Where in the records does the word "Class" occur? Copy each line in which it does.

────────────────

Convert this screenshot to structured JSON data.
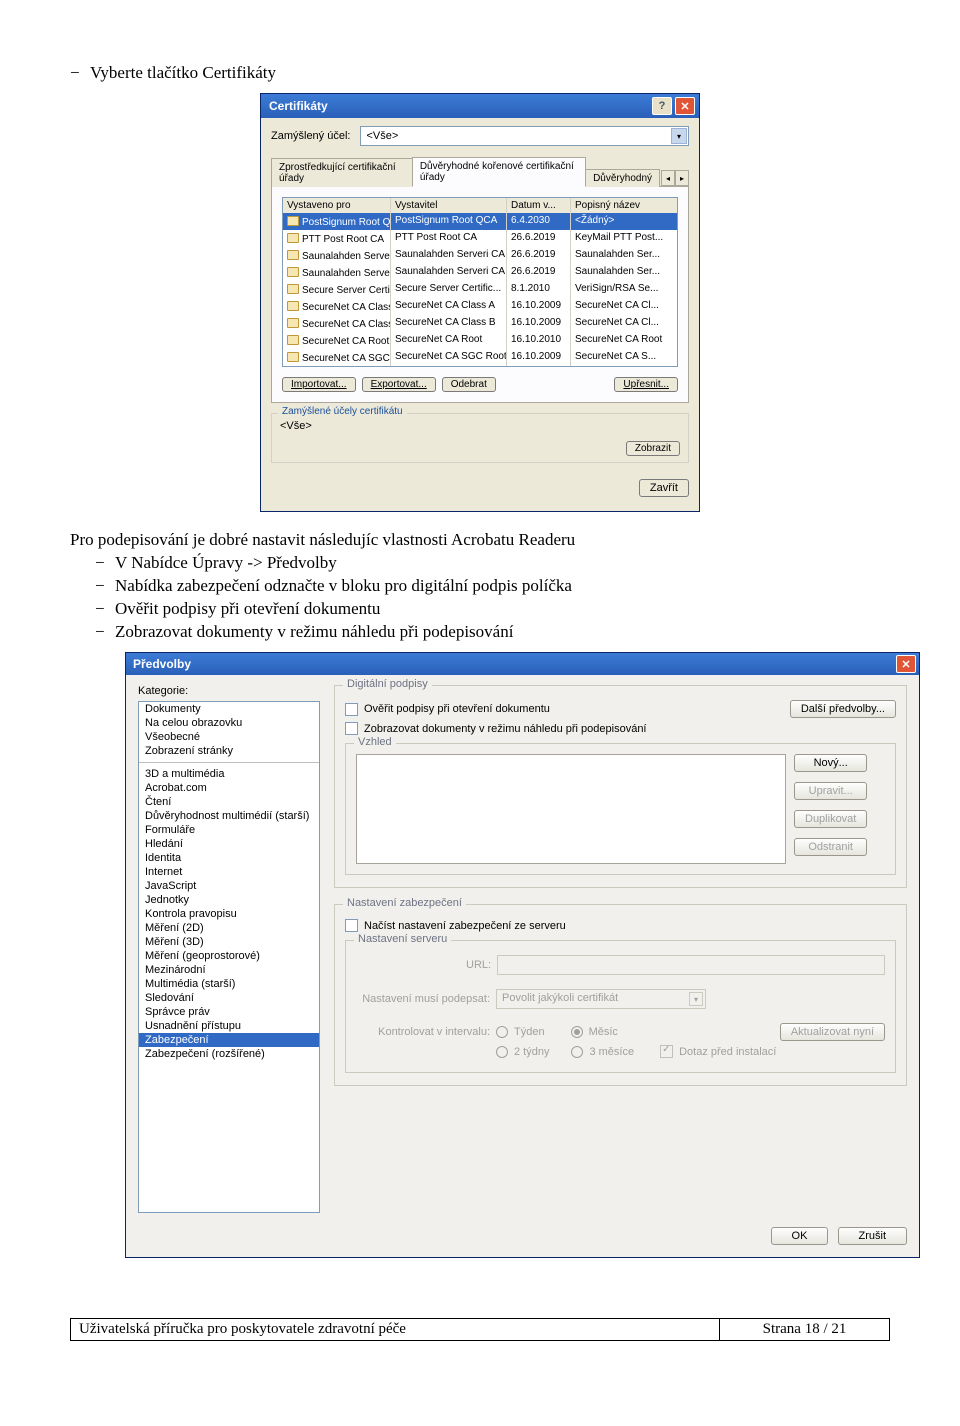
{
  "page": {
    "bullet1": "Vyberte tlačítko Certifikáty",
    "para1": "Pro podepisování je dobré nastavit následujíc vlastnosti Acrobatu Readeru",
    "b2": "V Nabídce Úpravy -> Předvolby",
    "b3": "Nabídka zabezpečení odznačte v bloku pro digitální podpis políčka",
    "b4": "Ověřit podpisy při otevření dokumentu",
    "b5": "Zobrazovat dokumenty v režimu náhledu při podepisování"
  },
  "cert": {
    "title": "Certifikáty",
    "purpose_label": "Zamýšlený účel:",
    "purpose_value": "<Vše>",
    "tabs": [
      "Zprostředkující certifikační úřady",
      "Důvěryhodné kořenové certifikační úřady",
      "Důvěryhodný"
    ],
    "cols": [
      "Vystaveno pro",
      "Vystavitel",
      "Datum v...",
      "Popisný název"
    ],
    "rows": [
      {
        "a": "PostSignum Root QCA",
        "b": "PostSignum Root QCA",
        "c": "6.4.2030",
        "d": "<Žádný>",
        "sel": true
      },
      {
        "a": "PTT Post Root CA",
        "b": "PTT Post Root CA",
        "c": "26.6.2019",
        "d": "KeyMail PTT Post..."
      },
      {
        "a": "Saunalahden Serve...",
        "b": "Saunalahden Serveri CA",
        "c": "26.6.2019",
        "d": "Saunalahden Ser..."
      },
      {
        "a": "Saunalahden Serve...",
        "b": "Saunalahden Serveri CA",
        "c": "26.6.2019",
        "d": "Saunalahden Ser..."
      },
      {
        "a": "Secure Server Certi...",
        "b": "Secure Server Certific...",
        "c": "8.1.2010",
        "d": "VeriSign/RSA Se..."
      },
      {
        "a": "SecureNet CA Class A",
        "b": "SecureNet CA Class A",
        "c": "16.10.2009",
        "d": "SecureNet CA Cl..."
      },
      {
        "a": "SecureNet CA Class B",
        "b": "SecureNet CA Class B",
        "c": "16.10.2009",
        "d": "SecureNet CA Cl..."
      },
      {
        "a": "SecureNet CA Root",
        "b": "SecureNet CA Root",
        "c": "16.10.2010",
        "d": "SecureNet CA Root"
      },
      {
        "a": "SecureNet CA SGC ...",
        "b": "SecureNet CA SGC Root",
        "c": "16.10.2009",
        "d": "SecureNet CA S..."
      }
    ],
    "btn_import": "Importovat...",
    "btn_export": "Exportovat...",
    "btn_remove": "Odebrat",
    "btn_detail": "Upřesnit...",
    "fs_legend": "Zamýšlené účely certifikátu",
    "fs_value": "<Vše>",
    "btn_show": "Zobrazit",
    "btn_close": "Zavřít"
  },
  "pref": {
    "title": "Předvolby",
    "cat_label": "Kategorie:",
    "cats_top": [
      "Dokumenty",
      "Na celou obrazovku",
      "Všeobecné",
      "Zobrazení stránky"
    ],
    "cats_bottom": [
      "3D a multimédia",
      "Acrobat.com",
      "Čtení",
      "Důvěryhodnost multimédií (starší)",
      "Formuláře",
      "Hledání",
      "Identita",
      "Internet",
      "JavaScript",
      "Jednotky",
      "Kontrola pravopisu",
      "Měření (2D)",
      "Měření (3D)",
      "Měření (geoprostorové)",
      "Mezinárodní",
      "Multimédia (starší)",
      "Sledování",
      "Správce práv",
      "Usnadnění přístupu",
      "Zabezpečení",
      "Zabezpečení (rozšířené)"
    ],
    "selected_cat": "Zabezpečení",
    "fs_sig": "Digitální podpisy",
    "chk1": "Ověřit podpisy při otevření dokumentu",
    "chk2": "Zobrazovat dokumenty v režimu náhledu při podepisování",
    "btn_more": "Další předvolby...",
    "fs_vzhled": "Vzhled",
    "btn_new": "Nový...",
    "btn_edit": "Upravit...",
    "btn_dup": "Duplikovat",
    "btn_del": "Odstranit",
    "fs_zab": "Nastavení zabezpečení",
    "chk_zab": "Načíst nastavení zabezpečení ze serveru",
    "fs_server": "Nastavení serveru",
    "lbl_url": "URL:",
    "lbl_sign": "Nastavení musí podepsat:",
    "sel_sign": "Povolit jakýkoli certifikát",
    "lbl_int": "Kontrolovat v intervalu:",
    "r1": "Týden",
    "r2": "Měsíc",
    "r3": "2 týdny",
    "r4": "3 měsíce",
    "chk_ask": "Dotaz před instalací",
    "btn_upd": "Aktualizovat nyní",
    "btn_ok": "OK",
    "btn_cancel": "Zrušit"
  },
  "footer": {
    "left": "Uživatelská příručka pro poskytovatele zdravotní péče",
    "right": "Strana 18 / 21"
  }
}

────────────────

- RESULT:
        "a": "SecureNet CA Class A",
        "b": "SecureNet CA Class A",
        "a": "SecureNet CA Class B",
        "b": "SecureNet CA Class B",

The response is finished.